The Open Skies Treaty was signed on 24 Mar 1992. The treaty was conceived for transparency and world stability. The Treaty allows each state-party (country) to conduct short-notice, unarmed, reconnaissance flights over the other countries’ territories to collect data on military forces and activities.

The Treaty was established with good intentions of achieving transparency and stability in the matters of global security. However, mutual mistrust and the power struggle between the USA and Russia led to the withdrawal of both countries from the Treaty.  

USA’s and Russia’s withdrawal from the Open Skies Treaty has significantly upended the balance of interests of signatory states.  It has also jeopardised the future of not only the Open Sky Treaty but other Arms Limitations Treaties, thus, having significant implications on global security.

There are possible ways to retrieve the situation and the European nations must put pressure on the USA to reconsider its stand and come to the negotiations table while addressing the legitimate concerns of Russia. This would be the only way for the revival of the Open Sky Treaty, ensuring the world peace and security in the true spirit of the dictum ‘Vasudhaiv Kutumbakam’.

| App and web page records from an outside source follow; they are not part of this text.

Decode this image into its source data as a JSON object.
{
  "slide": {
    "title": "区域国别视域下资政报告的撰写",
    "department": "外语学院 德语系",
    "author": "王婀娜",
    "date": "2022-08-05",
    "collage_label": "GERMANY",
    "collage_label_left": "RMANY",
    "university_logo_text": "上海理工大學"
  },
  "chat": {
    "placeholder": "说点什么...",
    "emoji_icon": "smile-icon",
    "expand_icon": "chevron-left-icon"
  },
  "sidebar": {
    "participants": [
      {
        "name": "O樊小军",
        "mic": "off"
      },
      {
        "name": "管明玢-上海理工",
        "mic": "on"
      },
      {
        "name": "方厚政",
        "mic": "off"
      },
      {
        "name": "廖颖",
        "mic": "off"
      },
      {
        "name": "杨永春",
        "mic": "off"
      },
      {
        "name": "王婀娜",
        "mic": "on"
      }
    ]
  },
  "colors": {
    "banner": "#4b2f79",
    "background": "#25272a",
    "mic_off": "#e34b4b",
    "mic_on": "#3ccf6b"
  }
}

Title Image Courtesy:

Disclaimer: The views and opinions expressed by the author do not necessarily reflect the views of the Government of India and Defence Research and Studies


  1. Rajagopalan RP, 29 May 2020, The Diplomat, Implications of the US Withdrawal
    from the Open Skies Treaty, Retrieved from:
  2. Dominik P. Jankowski, 09 Jan 2020, Carnegie Europe ( Strategic Europe), How to
    Save the Open Skies Treaty, Retrieved from:

By Cmde S L Deshmukh

Commodore SL Deshmukh, NM (Retd), has served Indian Navy for 32 years, is a Mechanical Engineer is specialised in both Marine & Aviation domains. He also holds a Masters in Defence Studies and a Post-Graduate in Management. He has served onboard aircraft carriers and is specialised on fighter aircraft and ASW helicopters. He held many operational and administrative appointments including Principal Director at Naval HQ, Commodore Superintendent at Naval Aircraft Yard, Director, Naval Institute of Aeronautical Technology and Project Director of a major Naval Aviation Project. He is alumni of Defence Services Staff College Wellington. He was with Tata Group for 5 years and is currently working with SUN Group‘s Aerospace & Defence vertical as Senior Vice President. He is also the Life Member of Aeronautical Society of India.